1,3-Butadiene is an important monomer in the production of polymers such as polybutadiene, styrene-butadiene, and butadiene-methylstyrene rubber, nitrile rubber, butadiene-methyl vinylpyridine rubber, etc. In addition, butadiene is used in industry for production of synthetic latexes, adipodinitrile and sebacic acid. Currently over 95% of butadiene is produced by isolation from naphtha steam cracker fractions generated during ethylene production. However, growth of production of shale gas, which consists mostly of ethane, has led to a shift in feedstock composition for steam crackers. This leads to the decrease of butadiene yield and, therefore, the shortage of butadiene on the market, leading to the growth of interest to development of alternative butadiene synthesis processes. One of the most perspective sources for butadiene production is ethanol, which can be produced from carbohydrate biomass.

The concept of butadiene production from ethanol has been already confirmed in industrial scale. The one-step catalytic process to produce butadiene from ethanol had been developed by S. Lebedev and implemented in industry in the USSR in the beginning of the 1920s. Later on,the Carbide and Carbon Chemicals Corporation in the USA commercialized a two-stage process, featuring acetaldehyde as an intermediate product. However, as ethylene production facilities were put in operation, those processes lost their competitiveness, primarily due to high energy costs compared to butadiene extraction from naphtha cracker products, and all ‘ethanol-to-butadiene’ plants were stopped after the 1960th. Nowadays, despite the butadiene short supply on the market, the old process remains cost-ineffective due to high energy consumption and poor butadiene selectivity.
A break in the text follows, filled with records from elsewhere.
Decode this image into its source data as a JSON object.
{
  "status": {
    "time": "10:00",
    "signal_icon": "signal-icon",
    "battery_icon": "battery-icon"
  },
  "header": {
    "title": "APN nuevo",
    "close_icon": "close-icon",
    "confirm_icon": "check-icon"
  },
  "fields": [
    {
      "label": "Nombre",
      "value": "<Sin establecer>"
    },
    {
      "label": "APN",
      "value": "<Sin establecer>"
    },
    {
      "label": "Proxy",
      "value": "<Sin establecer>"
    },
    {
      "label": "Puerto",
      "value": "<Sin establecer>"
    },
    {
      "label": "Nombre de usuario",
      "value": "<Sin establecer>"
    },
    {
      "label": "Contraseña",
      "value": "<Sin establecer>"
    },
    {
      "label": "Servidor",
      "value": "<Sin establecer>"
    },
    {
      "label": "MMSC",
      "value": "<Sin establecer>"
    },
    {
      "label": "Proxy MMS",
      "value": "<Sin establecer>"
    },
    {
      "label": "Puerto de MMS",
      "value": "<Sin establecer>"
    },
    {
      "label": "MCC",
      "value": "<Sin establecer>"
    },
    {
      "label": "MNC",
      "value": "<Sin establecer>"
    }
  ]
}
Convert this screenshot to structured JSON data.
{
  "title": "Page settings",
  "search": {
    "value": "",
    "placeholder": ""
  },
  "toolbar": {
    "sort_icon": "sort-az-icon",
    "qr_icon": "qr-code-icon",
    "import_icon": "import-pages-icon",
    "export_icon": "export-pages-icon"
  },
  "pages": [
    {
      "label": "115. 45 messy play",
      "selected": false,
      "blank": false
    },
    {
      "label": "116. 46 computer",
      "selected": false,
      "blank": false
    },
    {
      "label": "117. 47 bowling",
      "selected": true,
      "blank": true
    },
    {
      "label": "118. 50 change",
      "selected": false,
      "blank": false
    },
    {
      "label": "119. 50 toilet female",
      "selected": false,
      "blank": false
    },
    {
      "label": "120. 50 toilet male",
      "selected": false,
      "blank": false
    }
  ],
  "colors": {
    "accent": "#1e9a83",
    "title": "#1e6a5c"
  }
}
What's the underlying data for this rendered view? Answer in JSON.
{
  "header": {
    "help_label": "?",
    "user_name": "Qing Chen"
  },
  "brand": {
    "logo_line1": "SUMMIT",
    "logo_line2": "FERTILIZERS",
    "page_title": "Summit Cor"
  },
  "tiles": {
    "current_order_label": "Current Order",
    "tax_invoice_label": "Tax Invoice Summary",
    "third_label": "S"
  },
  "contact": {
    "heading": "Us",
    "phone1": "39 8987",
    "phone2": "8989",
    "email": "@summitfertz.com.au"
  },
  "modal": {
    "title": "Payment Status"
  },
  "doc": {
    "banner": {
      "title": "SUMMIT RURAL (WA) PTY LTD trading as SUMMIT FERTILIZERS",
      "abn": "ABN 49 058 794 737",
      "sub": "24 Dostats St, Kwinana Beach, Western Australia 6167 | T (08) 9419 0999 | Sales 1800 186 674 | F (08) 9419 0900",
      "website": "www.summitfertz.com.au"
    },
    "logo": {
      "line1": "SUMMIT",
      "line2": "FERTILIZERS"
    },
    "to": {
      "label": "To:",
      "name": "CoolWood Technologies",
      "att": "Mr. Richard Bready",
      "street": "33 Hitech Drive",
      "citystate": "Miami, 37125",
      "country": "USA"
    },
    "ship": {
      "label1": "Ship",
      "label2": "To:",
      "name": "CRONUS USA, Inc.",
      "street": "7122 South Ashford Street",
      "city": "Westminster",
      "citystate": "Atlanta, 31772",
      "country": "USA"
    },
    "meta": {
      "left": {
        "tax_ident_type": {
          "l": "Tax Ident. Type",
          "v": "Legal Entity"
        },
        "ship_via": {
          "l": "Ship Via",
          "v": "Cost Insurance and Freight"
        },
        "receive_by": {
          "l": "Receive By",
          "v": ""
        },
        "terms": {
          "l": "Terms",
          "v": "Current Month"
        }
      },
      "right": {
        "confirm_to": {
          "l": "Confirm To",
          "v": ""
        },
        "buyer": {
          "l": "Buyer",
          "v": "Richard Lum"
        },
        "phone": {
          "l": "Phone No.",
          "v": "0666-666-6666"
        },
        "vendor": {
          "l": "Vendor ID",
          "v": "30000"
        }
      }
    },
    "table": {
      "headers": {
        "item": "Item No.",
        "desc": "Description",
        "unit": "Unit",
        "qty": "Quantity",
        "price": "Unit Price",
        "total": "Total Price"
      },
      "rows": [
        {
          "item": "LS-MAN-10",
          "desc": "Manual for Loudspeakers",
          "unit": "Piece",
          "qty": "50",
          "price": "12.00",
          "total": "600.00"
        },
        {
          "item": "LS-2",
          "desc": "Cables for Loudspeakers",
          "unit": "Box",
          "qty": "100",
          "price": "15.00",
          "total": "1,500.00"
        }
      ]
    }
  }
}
Therefore, existing ‘ethanol-to-butadiene’ technologies require substantial improvement in particular, the development of novel catalystswith high activity and selectivity is of prime importance. However, even today the concept and the philosophy of butadiene synthesis from ethanol remain vital and up-to-date.

ETB CaT Process

Combined fundamental and applied approach used by ETB CaT R&D team allowed to design a novel one-step butadiene on-purpose production process based on conversion of ethanol over the polyfunctional heterogeneous catalyst.

The reaction chemistry includes the ethanol dehydrogenation into acetaldehyde, which transforms into C4 precursors, finally leading to butadiene. All of the above processes are governed by the single catalyst leading to extremely high conversion, selectivity, and stability. Mechanical properties and shape of catalyst pellets have been optimized to achieve best hydrodynamic regime inside the reactor, hence, improving heat and mass transfer.

Selectivity to target butadiene is over 82% (compared to 60% for the previous processes). The reaction runs at 320ᵒC (compared to previous400ᵒC) and under atmospheric pressure, which ensures energy saving.

Superior process designs, high-performance catalysts, and efficient equipment ensure significantly higher indicators while increasing plant availability. This features results in lower CAPEX and OPEX expenses with respect to the analogue solutions in the field of industrial large-capacity processes.

Advantages of our process

  • Use of renewable raw material, i.e. ethanol (unlike processes that run on hydrocarbon feedstock)
  • The highest selectivity to butadiene (over 80%) compared to the “Lebedev’s process” due to the decrease of side products formation
  • Low energy consumption